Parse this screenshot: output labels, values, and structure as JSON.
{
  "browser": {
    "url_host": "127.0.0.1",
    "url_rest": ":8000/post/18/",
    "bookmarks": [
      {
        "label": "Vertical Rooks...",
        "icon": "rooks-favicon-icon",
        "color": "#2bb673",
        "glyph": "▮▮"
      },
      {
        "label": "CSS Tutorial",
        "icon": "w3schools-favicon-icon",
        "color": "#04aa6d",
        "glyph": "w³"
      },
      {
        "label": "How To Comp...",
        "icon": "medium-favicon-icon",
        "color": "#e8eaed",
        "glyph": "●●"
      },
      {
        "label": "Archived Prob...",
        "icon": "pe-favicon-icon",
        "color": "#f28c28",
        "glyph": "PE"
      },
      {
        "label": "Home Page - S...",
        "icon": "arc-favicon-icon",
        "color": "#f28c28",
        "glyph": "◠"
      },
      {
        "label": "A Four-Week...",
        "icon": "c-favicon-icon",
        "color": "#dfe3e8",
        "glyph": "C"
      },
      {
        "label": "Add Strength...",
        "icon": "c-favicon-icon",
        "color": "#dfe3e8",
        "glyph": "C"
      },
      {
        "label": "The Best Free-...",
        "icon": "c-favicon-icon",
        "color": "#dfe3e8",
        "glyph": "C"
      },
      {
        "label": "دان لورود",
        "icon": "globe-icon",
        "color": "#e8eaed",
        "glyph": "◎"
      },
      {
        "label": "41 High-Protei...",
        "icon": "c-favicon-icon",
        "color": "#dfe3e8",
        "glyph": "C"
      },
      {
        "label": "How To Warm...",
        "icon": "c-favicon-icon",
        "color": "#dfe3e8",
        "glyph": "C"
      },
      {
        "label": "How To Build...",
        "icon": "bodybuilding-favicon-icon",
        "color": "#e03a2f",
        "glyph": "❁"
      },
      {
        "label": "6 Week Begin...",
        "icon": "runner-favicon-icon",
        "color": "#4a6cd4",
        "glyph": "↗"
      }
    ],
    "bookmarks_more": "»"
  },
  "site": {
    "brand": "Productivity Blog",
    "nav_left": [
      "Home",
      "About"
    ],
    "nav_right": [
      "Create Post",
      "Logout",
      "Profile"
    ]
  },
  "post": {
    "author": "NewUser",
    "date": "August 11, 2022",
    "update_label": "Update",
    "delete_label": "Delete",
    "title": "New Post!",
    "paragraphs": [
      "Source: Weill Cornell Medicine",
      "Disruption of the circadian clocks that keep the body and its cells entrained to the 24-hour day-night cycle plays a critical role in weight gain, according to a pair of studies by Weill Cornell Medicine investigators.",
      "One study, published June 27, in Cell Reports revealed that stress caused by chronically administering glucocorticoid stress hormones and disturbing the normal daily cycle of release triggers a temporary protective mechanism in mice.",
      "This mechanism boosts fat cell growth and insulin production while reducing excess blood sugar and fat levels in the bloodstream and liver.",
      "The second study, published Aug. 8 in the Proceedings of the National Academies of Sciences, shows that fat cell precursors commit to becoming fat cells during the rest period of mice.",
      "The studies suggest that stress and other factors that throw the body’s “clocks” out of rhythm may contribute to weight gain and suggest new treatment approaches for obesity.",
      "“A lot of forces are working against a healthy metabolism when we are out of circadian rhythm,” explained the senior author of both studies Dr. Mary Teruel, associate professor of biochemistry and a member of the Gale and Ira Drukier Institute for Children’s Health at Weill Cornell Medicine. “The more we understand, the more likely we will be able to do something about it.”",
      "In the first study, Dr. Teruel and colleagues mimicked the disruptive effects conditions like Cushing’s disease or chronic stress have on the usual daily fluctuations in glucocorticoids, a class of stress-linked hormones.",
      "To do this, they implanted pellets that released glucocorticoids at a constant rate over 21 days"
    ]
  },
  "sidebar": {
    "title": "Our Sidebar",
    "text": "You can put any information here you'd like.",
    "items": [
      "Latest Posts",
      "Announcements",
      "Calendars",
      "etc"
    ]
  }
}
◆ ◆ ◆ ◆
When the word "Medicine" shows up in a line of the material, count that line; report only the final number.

• _Exercise response_: 3